TASK DESCRIPTION –
Every line in the data below that includes "selected" belongs in the answer, copied as it stands.

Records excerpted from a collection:
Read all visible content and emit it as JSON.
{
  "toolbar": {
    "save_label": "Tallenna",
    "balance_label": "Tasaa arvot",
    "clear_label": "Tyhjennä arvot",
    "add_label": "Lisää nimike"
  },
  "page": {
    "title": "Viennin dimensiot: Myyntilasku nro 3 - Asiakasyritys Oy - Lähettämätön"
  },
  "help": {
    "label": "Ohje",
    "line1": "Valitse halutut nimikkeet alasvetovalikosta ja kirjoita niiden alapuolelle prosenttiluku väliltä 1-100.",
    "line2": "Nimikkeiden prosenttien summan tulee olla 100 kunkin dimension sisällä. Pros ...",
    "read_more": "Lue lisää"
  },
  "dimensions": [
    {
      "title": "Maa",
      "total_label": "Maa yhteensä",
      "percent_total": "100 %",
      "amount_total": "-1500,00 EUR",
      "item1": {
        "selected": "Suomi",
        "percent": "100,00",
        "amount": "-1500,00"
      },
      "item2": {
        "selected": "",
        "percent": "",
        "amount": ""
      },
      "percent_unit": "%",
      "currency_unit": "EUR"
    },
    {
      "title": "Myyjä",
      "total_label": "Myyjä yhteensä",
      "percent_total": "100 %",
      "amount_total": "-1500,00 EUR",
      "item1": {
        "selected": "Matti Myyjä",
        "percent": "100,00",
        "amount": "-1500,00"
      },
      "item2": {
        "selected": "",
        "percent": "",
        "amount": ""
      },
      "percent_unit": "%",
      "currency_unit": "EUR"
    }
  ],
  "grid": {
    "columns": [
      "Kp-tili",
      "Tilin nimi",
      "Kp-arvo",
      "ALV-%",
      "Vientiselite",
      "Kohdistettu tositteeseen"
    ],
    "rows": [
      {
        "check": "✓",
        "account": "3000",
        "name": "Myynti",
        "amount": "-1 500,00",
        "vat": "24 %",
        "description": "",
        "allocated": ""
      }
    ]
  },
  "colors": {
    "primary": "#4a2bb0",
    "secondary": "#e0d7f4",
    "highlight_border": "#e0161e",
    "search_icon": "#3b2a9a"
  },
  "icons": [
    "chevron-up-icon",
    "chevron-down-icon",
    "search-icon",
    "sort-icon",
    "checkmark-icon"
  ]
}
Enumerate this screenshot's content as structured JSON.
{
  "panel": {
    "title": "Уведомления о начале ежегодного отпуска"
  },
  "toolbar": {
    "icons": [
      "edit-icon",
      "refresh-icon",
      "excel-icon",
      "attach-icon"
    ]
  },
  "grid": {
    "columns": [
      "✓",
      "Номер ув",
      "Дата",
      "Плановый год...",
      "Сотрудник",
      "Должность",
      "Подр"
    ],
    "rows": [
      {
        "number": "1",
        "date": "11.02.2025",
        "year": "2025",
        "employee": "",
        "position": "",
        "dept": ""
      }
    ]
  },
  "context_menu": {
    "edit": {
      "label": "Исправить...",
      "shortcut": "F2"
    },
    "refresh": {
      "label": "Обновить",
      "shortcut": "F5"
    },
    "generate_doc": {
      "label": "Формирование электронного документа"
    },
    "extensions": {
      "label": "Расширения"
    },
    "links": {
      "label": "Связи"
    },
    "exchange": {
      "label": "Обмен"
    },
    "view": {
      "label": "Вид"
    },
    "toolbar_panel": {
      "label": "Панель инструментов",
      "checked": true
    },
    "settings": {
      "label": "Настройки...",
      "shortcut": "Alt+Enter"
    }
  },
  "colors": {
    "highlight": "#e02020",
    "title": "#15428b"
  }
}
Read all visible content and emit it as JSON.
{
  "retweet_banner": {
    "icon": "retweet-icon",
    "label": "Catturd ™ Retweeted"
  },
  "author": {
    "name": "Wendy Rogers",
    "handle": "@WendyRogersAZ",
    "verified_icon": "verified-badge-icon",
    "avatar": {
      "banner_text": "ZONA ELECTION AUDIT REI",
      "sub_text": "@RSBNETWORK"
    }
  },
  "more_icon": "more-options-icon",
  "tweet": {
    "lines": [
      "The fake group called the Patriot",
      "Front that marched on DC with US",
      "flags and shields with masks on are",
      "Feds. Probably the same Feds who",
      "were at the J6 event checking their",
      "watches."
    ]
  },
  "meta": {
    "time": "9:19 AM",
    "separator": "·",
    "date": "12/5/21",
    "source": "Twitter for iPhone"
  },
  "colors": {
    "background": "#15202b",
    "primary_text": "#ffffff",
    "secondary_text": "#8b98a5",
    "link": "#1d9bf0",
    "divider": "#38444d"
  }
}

REPLY –
        "selected": "Suomi",
        "selected": "",
        "selected": "Matti Myyjä",
        "selected": "",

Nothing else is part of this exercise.